• **TASK DIRECTIONS**
Look through the data below and say how many of its lines contain "amount", adding nothing else.

• **RECORDS FOR THIS TASK**
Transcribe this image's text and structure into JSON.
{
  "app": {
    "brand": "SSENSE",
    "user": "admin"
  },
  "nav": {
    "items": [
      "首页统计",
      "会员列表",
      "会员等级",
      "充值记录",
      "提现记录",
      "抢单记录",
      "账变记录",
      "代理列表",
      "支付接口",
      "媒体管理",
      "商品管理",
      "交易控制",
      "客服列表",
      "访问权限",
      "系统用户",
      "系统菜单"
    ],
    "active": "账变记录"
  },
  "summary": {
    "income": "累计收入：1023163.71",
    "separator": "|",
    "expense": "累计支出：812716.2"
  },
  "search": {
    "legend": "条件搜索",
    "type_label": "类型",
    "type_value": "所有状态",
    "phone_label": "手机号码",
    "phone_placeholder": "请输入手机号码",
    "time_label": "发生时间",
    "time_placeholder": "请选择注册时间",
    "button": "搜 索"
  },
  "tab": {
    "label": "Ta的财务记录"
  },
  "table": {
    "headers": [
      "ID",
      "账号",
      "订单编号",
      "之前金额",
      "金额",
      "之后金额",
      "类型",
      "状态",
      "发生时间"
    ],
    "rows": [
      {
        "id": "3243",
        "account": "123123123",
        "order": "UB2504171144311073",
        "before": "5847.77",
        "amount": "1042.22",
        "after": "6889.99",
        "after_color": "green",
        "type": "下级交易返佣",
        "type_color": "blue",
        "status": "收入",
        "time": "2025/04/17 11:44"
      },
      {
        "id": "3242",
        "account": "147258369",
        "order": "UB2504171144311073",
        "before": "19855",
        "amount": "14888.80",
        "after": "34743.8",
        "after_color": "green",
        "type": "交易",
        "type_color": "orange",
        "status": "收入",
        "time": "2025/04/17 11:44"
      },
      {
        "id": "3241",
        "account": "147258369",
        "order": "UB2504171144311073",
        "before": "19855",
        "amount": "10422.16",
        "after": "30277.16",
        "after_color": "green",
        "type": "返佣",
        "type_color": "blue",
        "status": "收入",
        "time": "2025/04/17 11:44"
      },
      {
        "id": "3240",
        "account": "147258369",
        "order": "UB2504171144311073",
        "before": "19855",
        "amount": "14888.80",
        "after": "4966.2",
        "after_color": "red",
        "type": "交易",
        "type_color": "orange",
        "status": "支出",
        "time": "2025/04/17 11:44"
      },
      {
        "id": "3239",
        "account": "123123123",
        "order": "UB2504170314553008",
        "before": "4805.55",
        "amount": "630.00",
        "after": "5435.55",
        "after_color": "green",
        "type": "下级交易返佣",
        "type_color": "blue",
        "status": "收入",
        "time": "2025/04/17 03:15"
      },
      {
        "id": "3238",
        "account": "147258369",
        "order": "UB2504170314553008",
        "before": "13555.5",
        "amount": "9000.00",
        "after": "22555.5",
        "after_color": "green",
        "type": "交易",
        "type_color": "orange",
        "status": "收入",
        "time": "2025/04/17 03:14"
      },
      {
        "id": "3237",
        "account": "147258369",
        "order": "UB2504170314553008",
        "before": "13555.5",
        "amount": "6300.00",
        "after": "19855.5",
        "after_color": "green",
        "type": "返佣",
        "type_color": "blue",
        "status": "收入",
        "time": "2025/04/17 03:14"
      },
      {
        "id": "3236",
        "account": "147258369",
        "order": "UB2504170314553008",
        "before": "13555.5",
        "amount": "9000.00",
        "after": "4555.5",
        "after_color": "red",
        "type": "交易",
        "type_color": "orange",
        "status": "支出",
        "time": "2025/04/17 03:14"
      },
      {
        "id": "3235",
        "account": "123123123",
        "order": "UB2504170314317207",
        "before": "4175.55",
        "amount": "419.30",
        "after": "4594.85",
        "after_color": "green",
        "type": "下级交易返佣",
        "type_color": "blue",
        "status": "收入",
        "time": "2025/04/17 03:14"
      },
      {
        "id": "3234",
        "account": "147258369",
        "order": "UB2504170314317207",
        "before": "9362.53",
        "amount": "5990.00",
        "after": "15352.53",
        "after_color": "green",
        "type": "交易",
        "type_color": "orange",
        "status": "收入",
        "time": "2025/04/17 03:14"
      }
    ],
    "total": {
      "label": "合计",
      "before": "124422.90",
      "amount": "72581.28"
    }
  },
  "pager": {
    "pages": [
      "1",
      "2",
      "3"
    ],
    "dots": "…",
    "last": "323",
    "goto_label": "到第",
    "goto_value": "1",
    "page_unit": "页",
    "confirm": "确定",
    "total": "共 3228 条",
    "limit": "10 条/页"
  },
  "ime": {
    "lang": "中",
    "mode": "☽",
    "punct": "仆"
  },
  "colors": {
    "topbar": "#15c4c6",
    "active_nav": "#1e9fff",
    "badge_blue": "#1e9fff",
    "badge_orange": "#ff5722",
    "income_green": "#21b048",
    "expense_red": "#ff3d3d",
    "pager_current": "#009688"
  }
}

• **PROBLEM SOLUTION**
11